Exercise description:
Please list all lines of the material below in which the string "title" occurs.

Input:

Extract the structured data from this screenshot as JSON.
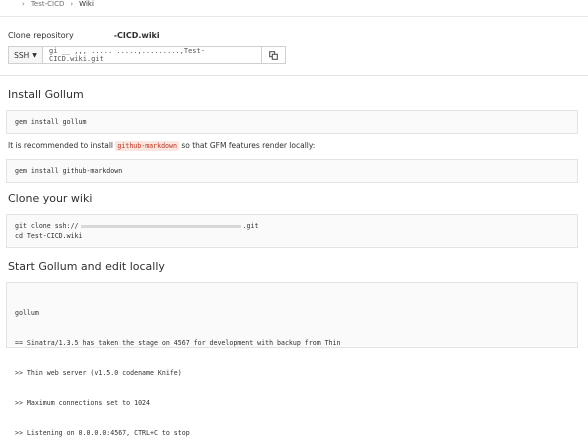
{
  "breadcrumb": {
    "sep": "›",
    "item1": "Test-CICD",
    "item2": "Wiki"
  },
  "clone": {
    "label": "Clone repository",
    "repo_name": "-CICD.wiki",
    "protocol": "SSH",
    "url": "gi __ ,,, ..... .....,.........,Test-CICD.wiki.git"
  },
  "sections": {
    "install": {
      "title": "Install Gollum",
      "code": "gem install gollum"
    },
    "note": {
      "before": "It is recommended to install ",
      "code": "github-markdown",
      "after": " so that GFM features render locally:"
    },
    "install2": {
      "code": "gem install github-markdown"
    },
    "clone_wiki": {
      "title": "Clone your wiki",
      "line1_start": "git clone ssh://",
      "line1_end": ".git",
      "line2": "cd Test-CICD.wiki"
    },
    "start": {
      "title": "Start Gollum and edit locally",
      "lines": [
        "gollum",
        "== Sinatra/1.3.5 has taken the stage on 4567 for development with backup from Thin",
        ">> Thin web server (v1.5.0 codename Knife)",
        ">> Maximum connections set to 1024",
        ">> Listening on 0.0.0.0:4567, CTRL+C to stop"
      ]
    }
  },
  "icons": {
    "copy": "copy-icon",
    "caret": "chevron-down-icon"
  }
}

Reply:
      "title": "Install Gollum",
      "title": "Clone your wiki",
      "title": "Start Gollum and edit locally",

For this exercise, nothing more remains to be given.